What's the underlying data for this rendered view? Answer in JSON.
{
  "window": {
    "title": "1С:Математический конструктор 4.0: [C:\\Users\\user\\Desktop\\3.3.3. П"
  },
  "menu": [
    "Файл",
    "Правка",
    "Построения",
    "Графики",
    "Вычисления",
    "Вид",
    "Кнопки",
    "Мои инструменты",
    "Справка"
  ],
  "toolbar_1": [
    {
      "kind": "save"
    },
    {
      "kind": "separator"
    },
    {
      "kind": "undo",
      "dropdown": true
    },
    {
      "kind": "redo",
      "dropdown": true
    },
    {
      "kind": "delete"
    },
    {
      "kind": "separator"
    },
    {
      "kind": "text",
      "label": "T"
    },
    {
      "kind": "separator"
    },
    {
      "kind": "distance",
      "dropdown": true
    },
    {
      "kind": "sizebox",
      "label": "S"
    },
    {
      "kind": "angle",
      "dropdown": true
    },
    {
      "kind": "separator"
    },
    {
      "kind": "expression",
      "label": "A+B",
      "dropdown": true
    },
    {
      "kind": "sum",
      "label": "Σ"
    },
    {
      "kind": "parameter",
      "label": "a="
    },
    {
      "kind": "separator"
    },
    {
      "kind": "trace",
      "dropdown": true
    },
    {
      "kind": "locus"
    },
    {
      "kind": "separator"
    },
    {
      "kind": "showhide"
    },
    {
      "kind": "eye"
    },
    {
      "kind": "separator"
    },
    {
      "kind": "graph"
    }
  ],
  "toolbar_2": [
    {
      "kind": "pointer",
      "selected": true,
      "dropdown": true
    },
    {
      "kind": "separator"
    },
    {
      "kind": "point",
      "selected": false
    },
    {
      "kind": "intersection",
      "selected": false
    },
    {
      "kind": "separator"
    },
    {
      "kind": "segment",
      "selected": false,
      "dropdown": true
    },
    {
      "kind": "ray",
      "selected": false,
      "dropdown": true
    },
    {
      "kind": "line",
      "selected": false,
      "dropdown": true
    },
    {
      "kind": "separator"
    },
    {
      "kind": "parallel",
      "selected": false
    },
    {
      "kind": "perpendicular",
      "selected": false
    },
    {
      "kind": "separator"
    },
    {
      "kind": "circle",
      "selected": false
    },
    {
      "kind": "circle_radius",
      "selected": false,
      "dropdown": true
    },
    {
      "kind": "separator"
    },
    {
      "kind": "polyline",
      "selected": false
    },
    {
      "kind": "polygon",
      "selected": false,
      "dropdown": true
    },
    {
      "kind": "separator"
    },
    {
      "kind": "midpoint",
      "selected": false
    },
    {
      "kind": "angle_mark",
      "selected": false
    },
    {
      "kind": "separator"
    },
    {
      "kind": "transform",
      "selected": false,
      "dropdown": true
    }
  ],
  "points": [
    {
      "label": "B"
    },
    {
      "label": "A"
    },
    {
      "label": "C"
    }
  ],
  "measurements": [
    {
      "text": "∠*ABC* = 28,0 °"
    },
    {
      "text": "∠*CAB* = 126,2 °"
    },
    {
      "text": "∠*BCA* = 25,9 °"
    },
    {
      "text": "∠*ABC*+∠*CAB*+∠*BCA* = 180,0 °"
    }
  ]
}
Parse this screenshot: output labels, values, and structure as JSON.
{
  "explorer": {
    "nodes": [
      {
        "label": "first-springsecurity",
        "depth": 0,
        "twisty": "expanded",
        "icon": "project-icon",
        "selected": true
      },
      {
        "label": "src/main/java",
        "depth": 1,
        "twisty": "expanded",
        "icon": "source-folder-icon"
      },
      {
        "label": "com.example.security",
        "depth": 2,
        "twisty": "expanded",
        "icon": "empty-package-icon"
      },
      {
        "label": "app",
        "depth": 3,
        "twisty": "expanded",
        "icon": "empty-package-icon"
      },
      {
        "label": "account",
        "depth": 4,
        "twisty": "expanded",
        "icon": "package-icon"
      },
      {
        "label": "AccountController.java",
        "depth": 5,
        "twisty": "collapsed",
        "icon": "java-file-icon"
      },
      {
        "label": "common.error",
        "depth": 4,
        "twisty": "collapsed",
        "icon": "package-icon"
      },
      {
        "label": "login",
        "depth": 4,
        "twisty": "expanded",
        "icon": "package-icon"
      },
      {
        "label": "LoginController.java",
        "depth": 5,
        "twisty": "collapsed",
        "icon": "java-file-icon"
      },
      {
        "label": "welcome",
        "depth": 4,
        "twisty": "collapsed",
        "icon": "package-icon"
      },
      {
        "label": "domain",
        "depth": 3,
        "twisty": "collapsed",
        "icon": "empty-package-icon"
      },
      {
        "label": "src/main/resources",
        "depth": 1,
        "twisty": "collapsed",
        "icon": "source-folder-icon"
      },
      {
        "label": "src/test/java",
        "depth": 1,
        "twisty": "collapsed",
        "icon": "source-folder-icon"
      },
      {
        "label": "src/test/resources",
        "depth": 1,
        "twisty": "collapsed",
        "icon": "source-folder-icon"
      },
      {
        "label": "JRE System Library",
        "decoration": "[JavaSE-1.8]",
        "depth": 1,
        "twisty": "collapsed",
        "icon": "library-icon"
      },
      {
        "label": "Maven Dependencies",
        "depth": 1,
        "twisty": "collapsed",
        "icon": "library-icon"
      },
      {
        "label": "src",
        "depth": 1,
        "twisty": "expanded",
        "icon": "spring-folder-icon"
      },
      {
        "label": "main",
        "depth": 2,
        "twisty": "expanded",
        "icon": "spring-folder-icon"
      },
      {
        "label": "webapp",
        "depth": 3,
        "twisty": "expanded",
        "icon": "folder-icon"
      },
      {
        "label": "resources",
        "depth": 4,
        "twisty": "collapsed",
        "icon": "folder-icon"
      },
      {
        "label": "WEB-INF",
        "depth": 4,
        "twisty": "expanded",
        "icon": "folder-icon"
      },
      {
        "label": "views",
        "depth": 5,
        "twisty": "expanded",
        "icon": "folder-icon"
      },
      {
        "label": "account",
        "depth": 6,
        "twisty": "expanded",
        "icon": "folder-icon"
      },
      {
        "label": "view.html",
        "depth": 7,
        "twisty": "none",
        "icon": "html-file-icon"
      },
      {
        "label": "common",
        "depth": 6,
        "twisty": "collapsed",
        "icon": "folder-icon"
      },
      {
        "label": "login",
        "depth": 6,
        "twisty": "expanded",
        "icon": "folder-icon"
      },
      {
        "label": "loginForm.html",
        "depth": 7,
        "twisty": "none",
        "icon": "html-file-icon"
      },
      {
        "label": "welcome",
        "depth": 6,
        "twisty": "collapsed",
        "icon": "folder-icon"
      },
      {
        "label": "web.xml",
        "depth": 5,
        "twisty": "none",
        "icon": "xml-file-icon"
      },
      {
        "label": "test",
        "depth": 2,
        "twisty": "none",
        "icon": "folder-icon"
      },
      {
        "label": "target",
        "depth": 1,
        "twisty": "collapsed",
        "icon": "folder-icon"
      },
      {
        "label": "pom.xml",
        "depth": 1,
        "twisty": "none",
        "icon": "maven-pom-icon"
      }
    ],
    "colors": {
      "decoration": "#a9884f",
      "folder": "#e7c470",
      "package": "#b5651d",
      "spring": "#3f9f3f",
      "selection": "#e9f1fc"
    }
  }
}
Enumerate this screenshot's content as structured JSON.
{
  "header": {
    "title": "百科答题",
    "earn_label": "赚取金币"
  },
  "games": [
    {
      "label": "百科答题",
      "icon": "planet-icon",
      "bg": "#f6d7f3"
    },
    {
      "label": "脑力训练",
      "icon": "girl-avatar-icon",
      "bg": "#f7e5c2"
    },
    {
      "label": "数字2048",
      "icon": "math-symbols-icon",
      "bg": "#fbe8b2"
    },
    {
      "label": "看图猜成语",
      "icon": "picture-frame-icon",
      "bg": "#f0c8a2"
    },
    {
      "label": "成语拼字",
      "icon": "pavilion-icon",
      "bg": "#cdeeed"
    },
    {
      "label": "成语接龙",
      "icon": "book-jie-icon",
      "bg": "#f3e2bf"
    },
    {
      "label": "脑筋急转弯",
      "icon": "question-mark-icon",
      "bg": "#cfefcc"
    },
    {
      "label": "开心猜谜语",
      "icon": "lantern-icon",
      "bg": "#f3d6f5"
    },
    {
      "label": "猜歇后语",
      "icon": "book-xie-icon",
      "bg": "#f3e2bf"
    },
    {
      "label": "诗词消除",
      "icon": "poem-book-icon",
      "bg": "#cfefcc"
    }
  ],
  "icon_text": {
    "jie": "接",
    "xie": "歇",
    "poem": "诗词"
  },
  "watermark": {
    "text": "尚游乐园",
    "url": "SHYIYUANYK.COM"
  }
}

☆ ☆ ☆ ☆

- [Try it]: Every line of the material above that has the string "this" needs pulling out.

- [Your response]:
What's the underlying data for this rendered view? Answer in JSON.
Parse this screenshot: output labels, values, and structure as JSON.
Enumerate this screenshot's content as structured JSON.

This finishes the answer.